▸ **Dataset extract**:
==================================================
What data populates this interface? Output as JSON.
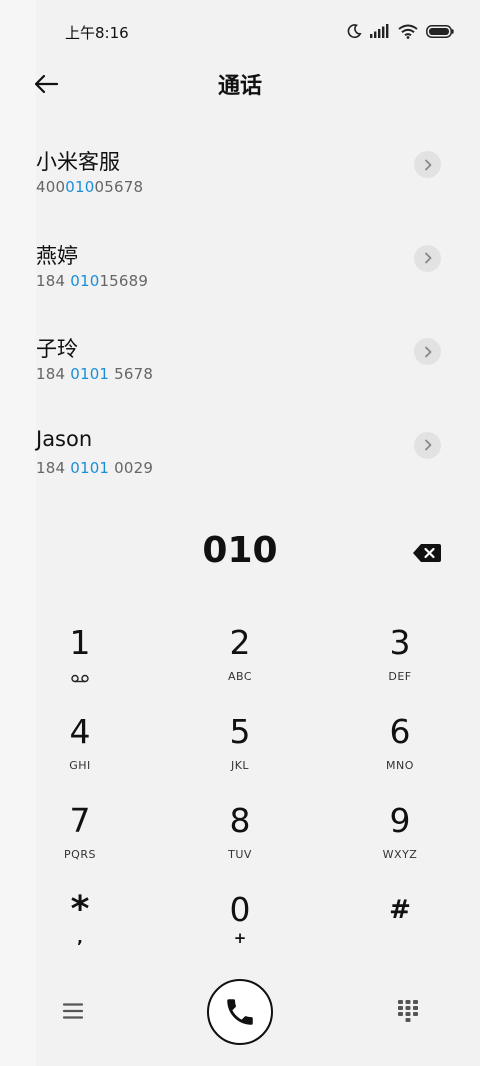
{
  "status_bar": {
    "time": "上午8:16",
    "icons": [
      "moon-icon",
      "signal-icon",
      "wifi-icon",
      "battery-icon"
    ]
  },
  "header": {
    "title": "通话",
    "back_icon": "arrow-left-icon"
  },
  "results": [
    {
      "name": "小米客服",
      "number_pre": "400",
      "number_match": "010",
      "number_post": "05678"
    },
    {
      "name": "燕婷",
      "number_pre": "184 ",
      "number_match": "010",
      "number_post": "15689"
    },
    {
      "name": "子玲",
      "number_pre": "184 ",
      "number_match": "0101",
      "number_post": " 5678"
    },
    {
      "name": "Jason",
      "number_pre": "184 ",
      "number_match": "0101",
      "number_post": " 0029"
    }
  ],
  "dialed_number": "010",
  "keypad": {
    "keys": [
      {
        "digit": "1",
        "letters": ""
      },
      {
        "digit": "2",
        "letters": "ABC"
      },
      {
        "digit": "3",
        "letters": "DEF"
      },
      {
        "digit": "4",
        "letters": "GHI"
      },
      {
        "digit": "5",
        "letters": "JKL"
      },
      {
        "digit": "6",
        "letters": "MNO"
      },
      {
        "digit": "7",
        "letters": "PQRS"
      },
      {
        "digit": "8",
        "letters": "TUV"
      },
      {
        "digit": "9",
        "letters": "WXYZ"
      },
      {
        "digit": "*",
        "letters": ","
      },
      {
        "digit": "0",
        "letters": "+"
      },
      {
        "digit": "#",
        "letters": ""
      }
    ],
    "voicemail_icon": "voicemail-icon"
  },
  "bottom_bar": {
    "menu_icon": "menu-icon",
    "call_icon": "phone-icon",
    "dialpad_icon": "dialpad-icon"
  },
  "colors": {
    "background": "#f2f2f2",
    "highlight": "#1a8fd8",
    "detail_button": "#e2e2e2"
  }
}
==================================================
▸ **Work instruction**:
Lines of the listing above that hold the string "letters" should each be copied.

▸ **Written response**:
        "letters": ""
        "letters": "ABC"
        "letters": "DEF"
        "letters": "GHI"
        "letters": "JKL"
        "letters": "MNO"
        "letters": "PQRS"
        "letters": "TUV"
        "letters": "WXYZ"
        "letters": ","
        "letters": "+"
        "letters": ""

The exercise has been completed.